The precious exhibits span over a long period of time and are witness to two essential dynasties of pre-Islamic Iran: the Achaemenids and the Sasanids. They are also, beside their huge historic and artistic value, objects of rare beauty.
Visitors will be stunned at the sight of a rhyton featuring a crouching winged lion protome, whose body terminates in a semi-conical chalice, decorated with concentric grooves and embellished at the top by a frieze of palmettes and lotus flowers. The details of this lion (its muzzle with open jaws revealing its teeth and protruding tongue; its prominent eyes marked at the base by two swollen areas; its realistic looking claws and its large wings curving at the tips decorated with three tiers of feathers) make it a masterpiece of the arts and crafts. Equally astounding are a golden dagger decorated with animalistic motifs (lions again) and a marvellous bracelet bearing lion protomes at their ends, with gnashing jaws and protruding tongue. Here too, the face muscles and protruding eyes are highlighted with swollen areas, while the forehead comes with two two grooves marked by round elements. The mane, embellished with triangular elements and terminating with a circular band, marks the join with the body of the bracelet.
While we cannot guess what Alexander the Great fell before the 72 columns of the Apadana (the large audience hall in Persepolis), we can however get a clue from the two fragments of a majestic capital that will be on display in Aquileia.
We can as well imagine a lion hunt by admiring the fine reliefs on a silver plate with traces of gold or be amazed by the lion head on a cylindrical weight, which may have been used to weigh some of the innumerable gifts coming from all over the world. And we can be enchanted at the sight of the rotary movement of three advancing lions, modestly but perfectly modelled, in an artefact that used to hold a cylinder and was probably part of a piece of furniture or support.

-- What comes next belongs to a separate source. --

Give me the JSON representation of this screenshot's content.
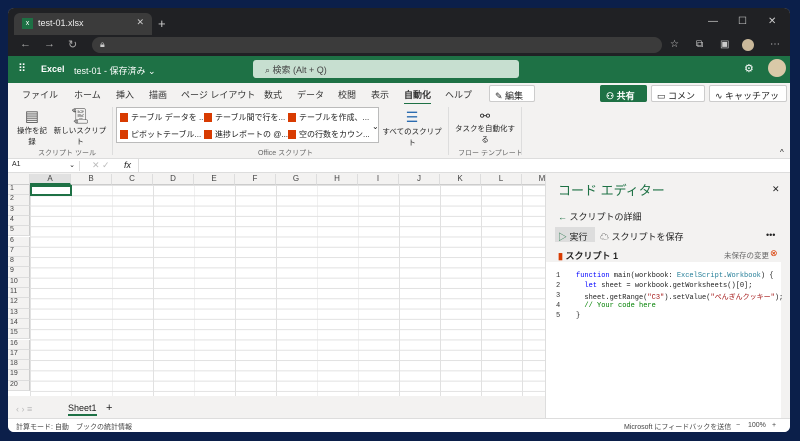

It is easy to understand how much of this art has actually survived to our times. Suffice it to mention the features and design of an open-circle bracelet with cylindrical body terminating with lion heads to understand how much of this art, with its symbols and values, continues to be replicated today, sometimes unconsciously. This art comes from far away, from a land some peoples wished to destroy and cancel in the name of an alleged superiority or, like Alexander the Great did, to avenge the fire of Ephesus and the destruction of the sanctuaries in Athens perpetrated by Xerxes. And yet, it is still here to speak to us and to raise our hopes. As remarked by Minister Franceschini: “the exhibition staged by Fondazione Aquileia is particularly significant because it offers the public the first opportunity to see in Europe some artefacts from Persepolis and the National Museum of Tehran, after the signing of the Nuclear Agreement with Iran, something that gives us reason to hope for and believe in a marked strengthening of political, economic and cultural relations between Europe, Italy and the Islamic Republic of Iran”.
The exhibition is also organized in collaboration with Fondazione Bracco, thanks to the sponsorship by Danieli & C. Officine Meccaniche S.p.A., G.S.A. S.p.A., Allianz, Faber Industrie S.p.A., Camera di Commercio Industria Artigianato Agricoltura di Udine, Pasta Zara S.p.A., Saf Autoservizi Fvg S.p.A., Despar, Banca di Credito Cooperativo di Fiumicello e Aiello, Confindustria Udine, Fondazione Fincantieri, Salp S.p.A., Fantoni S.p.A., I.Co.P. S.p.A, SNAB Sicurezza e Sorveglianza Diurna e Notturna soc. coop.
Exhibition title: Lions and Bulls from Ancient Persia in Aquileia
Duration: 25th June 2016 > 30th October 2016
Location: National Archaeological Museum of Aquileia, Via Roma 1, 33051 - Aquileia (UD)
Opening times: Tuesdays to Sundays, from 8.30 am to 7.30 pm
Entrance fee: € 7 full price € 3,50 reduced price